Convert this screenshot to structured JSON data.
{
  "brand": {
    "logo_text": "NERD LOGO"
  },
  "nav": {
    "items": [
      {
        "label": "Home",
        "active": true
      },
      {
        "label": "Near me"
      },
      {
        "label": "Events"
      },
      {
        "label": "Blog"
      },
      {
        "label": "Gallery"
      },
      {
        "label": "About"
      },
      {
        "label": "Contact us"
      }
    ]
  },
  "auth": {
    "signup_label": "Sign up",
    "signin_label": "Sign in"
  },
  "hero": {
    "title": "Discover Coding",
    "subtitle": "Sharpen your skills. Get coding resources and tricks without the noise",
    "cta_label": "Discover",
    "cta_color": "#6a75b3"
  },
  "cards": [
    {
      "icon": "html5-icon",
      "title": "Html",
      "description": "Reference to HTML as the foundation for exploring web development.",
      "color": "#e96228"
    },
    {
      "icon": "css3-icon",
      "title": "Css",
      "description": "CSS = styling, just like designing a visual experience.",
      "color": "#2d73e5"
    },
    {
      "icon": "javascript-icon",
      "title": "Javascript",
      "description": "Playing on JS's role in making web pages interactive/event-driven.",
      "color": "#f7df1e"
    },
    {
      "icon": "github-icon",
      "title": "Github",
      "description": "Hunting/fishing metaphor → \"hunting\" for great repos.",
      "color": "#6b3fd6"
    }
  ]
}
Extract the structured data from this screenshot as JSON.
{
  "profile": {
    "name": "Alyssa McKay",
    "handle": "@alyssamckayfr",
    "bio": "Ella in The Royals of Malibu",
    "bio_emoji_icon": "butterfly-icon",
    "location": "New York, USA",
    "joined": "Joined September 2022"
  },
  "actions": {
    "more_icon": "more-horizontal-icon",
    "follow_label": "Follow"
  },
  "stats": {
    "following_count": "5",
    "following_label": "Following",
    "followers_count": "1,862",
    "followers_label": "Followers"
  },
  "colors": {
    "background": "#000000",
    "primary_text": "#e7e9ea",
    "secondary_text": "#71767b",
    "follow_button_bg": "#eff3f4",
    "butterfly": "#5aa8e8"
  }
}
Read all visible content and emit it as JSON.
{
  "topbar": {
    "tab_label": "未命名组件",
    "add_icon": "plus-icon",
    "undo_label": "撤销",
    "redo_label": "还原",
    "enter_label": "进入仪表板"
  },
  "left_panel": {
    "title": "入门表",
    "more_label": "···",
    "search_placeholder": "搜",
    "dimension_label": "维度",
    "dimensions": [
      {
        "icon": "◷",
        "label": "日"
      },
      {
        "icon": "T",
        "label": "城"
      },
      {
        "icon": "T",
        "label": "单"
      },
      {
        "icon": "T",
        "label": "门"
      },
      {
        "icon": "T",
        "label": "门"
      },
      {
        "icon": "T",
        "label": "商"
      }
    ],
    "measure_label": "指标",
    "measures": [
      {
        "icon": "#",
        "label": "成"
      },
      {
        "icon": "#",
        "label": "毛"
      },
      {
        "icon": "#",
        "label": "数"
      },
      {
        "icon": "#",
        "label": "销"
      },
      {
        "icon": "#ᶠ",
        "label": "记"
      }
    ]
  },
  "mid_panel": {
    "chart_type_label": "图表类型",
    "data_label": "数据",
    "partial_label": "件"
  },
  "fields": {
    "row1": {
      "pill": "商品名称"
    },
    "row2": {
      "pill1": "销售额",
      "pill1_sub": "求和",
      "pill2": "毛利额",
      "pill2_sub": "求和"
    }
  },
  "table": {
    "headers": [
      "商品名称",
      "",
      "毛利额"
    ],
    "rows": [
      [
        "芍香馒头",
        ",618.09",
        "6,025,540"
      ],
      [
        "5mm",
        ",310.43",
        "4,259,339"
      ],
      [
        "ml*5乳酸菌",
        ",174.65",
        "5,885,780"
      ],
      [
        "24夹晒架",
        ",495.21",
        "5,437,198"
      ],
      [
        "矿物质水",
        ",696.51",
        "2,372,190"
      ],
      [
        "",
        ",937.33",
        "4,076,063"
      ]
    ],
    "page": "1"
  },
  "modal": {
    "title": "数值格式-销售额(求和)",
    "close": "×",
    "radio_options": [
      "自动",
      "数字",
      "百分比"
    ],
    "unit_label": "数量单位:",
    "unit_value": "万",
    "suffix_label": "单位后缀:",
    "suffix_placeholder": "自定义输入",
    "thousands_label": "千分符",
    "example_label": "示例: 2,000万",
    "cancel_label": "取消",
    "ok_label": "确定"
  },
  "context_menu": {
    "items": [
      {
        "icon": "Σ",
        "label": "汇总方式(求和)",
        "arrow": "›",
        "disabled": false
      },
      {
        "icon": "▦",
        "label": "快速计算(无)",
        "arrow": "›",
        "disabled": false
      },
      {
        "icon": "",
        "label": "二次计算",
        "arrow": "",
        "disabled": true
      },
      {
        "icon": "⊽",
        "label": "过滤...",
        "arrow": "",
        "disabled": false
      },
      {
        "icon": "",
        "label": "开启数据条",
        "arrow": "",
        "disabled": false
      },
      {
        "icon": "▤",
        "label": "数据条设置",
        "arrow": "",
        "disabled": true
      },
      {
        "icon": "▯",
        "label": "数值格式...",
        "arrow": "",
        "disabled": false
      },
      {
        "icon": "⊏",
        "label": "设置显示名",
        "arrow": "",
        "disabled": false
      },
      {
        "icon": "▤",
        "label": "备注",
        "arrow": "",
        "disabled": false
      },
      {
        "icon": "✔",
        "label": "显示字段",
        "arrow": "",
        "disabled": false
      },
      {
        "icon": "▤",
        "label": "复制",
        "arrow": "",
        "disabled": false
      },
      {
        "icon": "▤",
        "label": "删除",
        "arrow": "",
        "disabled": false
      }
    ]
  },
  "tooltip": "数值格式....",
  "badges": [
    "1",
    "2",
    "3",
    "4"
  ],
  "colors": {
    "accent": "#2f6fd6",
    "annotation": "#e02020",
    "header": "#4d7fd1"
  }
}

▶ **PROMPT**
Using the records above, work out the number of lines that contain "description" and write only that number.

▶ **OUTPUT OF THE EXERCISE**
4